If you have followed me for awhile, they were the couple we used to visit in California every few years. I wrote many notes and added many photographs of our adventures through wine country, the Red Wood forest, to the ocean.
Our society doesn’t like to speak of death. We are fearful and clearly do not want to accept it. But telling your loved ones what you want can help ease the decision making in a bereaved spouse and children. It doesn’t all have to be doom and gloom. Death is the next great transition, the next path, it is all beautiful, and it can be spoken of with humor.
When my daughters were young I remember them clearly arguing in the back seat as we drove somewhere about my remains.
I will put her ashes in the compost pile so that she can grow into flowers and trees! The other retorted, No, I am putting her ashes in the lion cage at the zoo. You know she always wanted to be near a lion!
“Excuse me, I am right here!” I said, all of us laughing.
Saturday as Doug and I were driving, we thought of Lisa. I told him when I die call Lauren! She is a friend of mine who specializes in green funerals. The last thing I need is to be filled up with chemicals and shoved into Mother Earth with a final “screw you” inside of my veins. No, just put me in there as is so I can feed a tree and microorganisms without killing everything. Or cremate me and put me in the lion cage. That could be fun.
Doug chimed in,
A deceased woman was seen floating on Minnequa lake on fire this morning in a Viking funeral. Two men in kilts were arrested for disturbing the peace and public drunkenness. The bagpipes were confiscated. Three police officers- friends of the deceased- were arrested for drunkenness and attacking a police officer with a sword. The deceased’s children were seen fleeing the scene.
We laughed at this vibrant scene in our imaginations as we made our way to my brother’s St. Patrick’s day party.
My friend, Nancy, who was a great part of this blog as well, died at fifty-four years old and in her final decisions wanted a green burial. She was buried on her land in a beautiful ceremony right in the path of the easement where the oil companies were going to come through. She had the last laugh!
I turned to Doug and asked him seriously since he doesn’t speak too much of it, “What do you want?” He was silent for a moment and then replied thoughtfully,
I have just one request. I want you to prop me up in the first row and see how many people notice!
Well, that sent us into another round of laughter.
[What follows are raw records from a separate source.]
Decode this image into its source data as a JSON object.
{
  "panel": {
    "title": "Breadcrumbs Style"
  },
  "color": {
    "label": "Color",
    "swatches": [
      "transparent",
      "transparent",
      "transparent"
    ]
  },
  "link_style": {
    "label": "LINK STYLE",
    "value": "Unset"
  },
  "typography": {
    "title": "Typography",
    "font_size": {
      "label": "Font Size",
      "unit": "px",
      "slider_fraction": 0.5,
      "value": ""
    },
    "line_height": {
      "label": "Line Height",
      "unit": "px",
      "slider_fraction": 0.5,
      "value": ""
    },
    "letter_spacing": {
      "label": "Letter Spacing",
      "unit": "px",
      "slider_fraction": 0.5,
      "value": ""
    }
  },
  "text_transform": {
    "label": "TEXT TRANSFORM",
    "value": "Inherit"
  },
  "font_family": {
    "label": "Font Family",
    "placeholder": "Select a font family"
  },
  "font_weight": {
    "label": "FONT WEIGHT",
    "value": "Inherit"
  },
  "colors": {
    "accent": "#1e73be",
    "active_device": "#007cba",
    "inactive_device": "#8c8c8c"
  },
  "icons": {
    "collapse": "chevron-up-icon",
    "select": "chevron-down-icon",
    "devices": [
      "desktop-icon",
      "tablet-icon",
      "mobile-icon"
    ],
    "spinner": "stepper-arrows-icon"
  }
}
We may not have written down exact plans, but we have the gist of it. Death is not scary. It is just another journey. Save a little money for your burial, write down what you want, and then maybe plan a great reception in your honor complete with Mariachi and margaritas or your flaming corpse on the nearby lake. Send yourself off proper. And love those around you fiercely while they are alive. I will sure miss Lisa.